- Task goal:
Below are some records; copy them word for word and drop the pictures.

Dataset entries:
◆ ◆ ◆ ◆

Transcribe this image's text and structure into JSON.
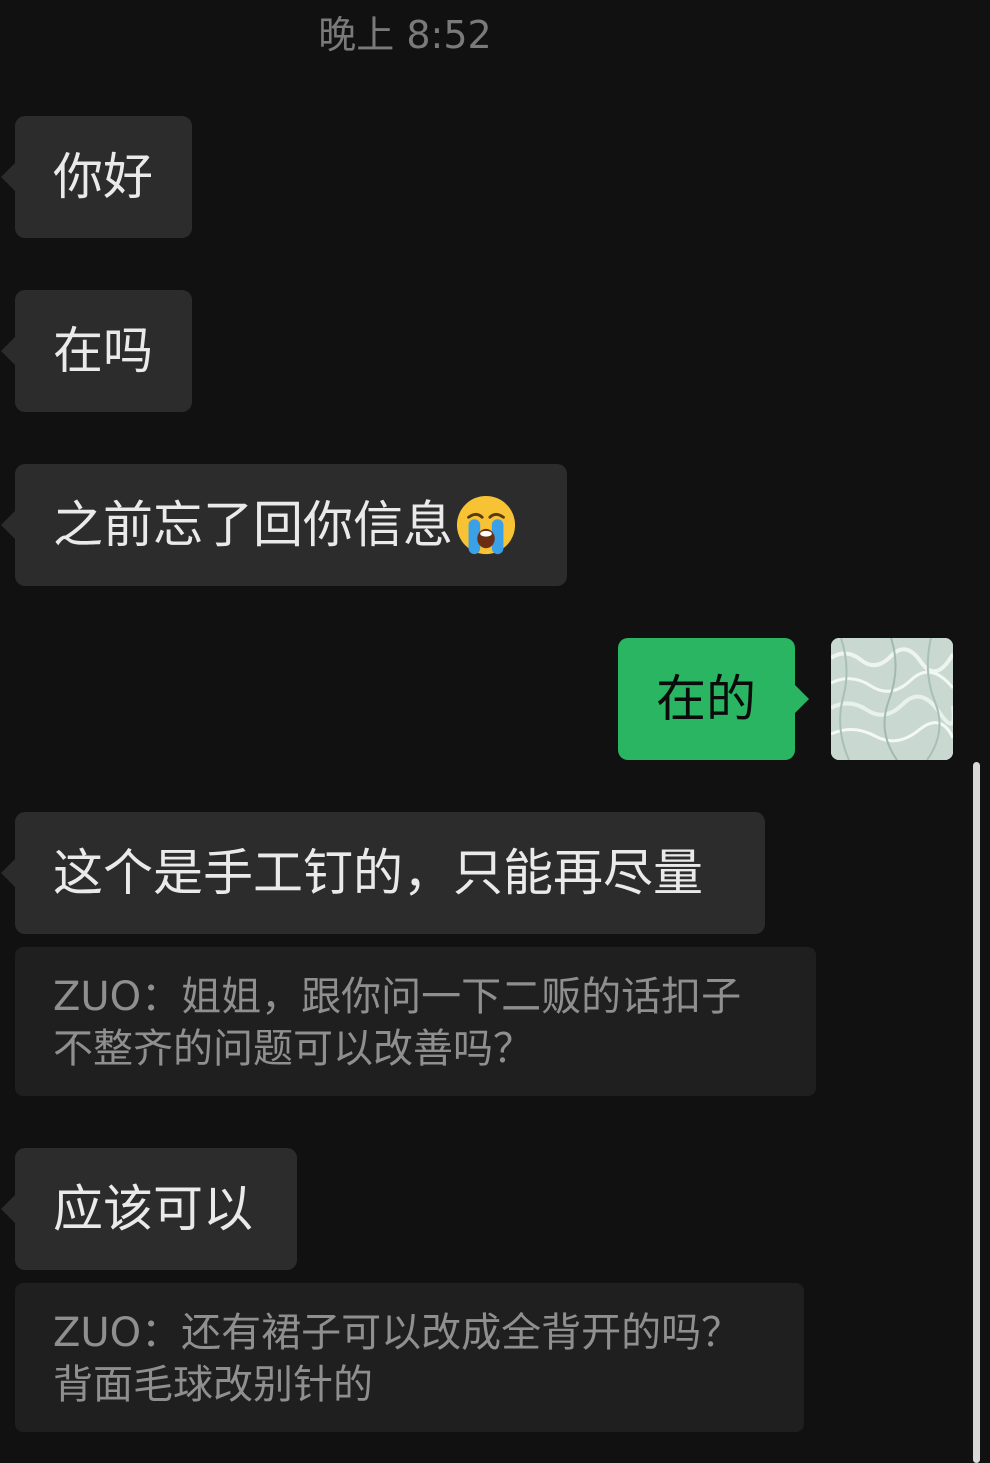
{
  "timestamp": "晚上 8:52",
  "messages": [
    {
      "text": "你好"
    },
    {
      "text": "在吗"
    },
    {
      "text": "之前忘了回你信息",
      "emoji": "loudly-crying-face"
    },
    {
      "text": "在的"
    },
    {
      "text": "这个是手工钉的，只能再尽量"
    },
    {
      "text": "应该可以"
    }
  ],
  "quotes": [
    {
      "line1": "ZUO：姐姐，跟你问一下二贩的话扣子",
      "line2": "不整齐的问题可以改善吗？"
    },
    {
      "line1": "ZUO：还有裙子可以改成全背开的吗？",
      "line2": "背面毛球改别针的"
    }
  ],
  "colors": {
    "background": "#111111",
    "incoming_bubble": "#2c2c2c",
    "outgoing_bubble": "#29b562",
    "quote_bubble": "#1f1f1f",
    "timestamp_text": "#7a7a7a"
  }
}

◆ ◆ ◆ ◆

- Solution to this problem:
Transcribe this image's text and structure into JSON.
{
  "timestamp": "晚上 8:52",
  "messages": [
    {
      "text": "你好"
    },
    {
      "text": "在吗"
    },
    {
      "text": "之前忘了回你信息",
      "emoji": "loudly-crying-face"
    },
    {
      "text": "在的"
    },
    {
      "text": "这个是手工钉的，只能再尽量"
    },
    {
      "text": "应该可以"
    }
  ],
  "quotes": [
    {
      "line1": "ZUO：姐姐，跟你问一下二贩的话扣子",
      "line2": "不整齐的问题可以改善吗？"
    },
    {
      "line1": "ZUO：还有裙子可以改成全背开的吗？",
      "line2": "背面毛球改别针的"
    }
  ],
  "colors": {
    "background": "#111111",
    "incoming_bubble": "#2c2c2c",
    "outgoing_bubble": "#29b562",
    "quote_bubble": "#1f1f1f",
    "timestamp_text": "#7a7a7a"
  }
}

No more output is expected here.